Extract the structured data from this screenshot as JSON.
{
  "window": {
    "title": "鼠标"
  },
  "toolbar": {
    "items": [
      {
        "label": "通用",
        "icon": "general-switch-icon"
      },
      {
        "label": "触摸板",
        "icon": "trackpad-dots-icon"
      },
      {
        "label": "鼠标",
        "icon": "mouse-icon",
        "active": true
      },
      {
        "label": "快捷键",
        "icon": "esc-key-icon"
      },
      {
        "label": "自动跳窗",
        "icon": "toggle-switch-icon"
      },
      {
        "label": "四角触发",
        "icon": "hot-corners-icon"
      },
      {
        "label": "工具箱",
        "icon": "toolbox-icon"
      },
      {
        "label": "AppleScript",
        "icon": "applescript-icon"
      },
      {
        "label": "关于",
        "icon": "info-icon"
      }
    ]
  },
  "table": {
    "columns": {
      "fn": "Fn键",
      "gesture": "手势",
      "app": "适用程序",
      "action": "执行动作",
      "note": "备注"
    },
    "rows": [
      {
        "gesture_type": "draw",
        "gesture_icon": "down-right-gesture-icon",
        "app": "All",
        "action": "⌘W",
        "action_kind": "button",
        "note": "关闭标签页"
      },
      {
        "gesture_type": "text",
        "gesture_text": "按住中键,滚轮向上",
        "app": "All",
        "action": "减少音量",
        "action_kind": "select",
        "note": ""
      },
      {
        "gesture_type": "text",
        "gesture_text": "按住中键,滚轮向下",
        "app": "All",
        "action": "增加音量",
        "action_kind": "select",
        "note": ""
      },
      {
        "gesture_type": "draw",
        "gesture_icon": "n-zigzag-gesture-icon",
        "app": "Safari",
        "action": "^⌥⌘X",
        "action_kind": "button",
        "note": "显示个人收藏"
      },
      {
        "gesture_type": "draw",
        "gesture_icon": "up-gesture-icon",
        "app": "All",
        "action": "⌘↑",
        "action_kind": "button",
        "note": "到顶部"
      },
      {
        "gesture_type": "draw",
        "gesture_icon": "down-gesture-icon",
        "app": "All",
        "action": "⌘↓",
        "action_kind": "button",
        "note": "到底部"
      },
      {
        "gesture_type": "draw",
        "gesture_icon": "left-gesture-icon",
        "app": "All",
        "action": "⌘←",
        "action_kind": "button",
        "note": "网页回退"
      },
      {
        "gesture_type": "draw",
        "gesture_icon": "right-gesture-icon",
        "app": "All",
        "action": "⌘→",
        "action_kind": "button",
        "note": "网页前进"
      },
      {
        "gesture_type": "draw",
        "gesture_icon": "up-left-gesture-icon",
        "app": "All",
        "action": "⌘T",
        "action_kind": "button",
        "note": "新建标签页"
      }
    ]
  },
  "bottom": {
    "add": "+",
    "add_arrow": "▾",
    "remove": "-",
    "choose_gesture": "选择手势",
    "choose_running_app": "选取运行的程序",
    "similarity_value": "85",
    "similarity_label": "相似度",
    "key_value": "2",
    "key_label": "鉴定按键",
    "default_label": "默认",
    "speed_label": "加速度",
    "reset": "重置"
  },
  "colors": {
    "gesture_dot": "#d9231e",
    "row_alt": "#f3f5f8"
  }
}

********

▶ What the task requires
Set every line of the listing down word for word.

▶ Task response
Extract the structured data from this screenshot as JSON.
{
  "window": {
    "title": "鼠标"
  },
  "toolbar": {
    "items": [
      {
        "label": "通用",
        "icon": "general-switch-icon"
      },
      {
        "label": "触摸板",
        "icon": "trackpad-dots-icon"
      },
      {
        "label": "鼠标",
        "icon": "mouse-icon",
        "active": true
      },
      {
        "label": "快捷键",
        "icon": "esc-key-icon"
      },
      {
        "label": "自动跳窗",
        "icon": "toggle-switch-icon"
      },
      {
        "label": "四角触发",
        "icon": "hot-corners-icon"
      },
      {
        "label": "工具箱",
        "icon": "toolbox-icon"
      },
      {
        "label": "AppleScript",
        "icon": "applescript-icon"
      },
      {
        "label": "关于",
        "icon": "info-icon"
      }
    ]
  },
  "table": {
    "columns": {
      "fn": "Fn键",
      "gesture": "手势",
      "app": "适用程序",
      "action": "执行动作",
      "note": "备注"
    },
    "rows": [
      {
        "gesture_type": "draw",
        "gesture_icon": "down-right-gesture-icon",
        "app": "All",
        "action": "⌘W",
        "action_kind": "button",
        "note": "关闭标签页"
      },
      {
        "gesture_type": "text",
        "gesture_text": "按住中键,滚轮向上",
        "app": "All",
        "action": "减少音量",
        "action_kind": "select",
        "note": ""
      },
      {
        "gesture_type": "text",
        "gesture_text": "按住中键,滚轮向下",
        "app": "All",
        "action": "增加音量",
        "action_kind": "select",
        "note": ""
      },
      {
        "gesture_type": "draw",
        "gesture_icon": "n-zigzag-gesture-icon",
        "app": "Safari",
        "action": "^⌥⌘X",
        "action_kind": "button",
        "note": "显示个人收藏"
      },
      {
        "gesture_type": "draw",
        "gesture_icon": "up-gesture-icon",
        "app": "All",
        "action": "⌘↑",
        "action_kind": "button",
        "note": "到顶部"
      },
      {
        "gesture_type": "draw",
        "gesture_icon": "down-gesture-icon",
        "app": "All",
        "action": "⌘↓",
        "action_kind": "button",
        "note": "到底部"
      },
      {
        "gesture_type": "draw",
        "gesture_icon": "left-gesture-icon",
        "app": "All",
        "action": "⌘←",
        "action_kind": "button",
        "note": "网页回退"
      },
      {
        "gesture_type": "draw",
        "gesture_icon": "right-gesture-icon",
        "app": "All",
        "action": "⌘→",
        "action_kind": "button",
        "note": "网页前进"
      },
      {
        "gesture_type": "draw",
        "gesture_icon": "up-left-gesture-icon",
        "app": "All",
        "action": "⌘T",
        "action_kind": "button",
        "note": "新建标签页"
      }
    ]
  },
  "bottom": {
    "add": "+",
    "add_arrow": "▾",
    "remove": "-",
    "choose_gesture": "选择手势",
    "choose_running_app": "选取运行的程序",
    "similarity_value": "85",
    "similarity_label": "相似度",
    "key_value": "2",
    "key_label": "鉴定按键",
    "default_label": "默认",
    "speed_label": "加速度",
    "reset": "重置"
  },
  "colors": {
    "gesture_dot": "#d9231e",
    "row_alt": "#f3f5f8"
  }
}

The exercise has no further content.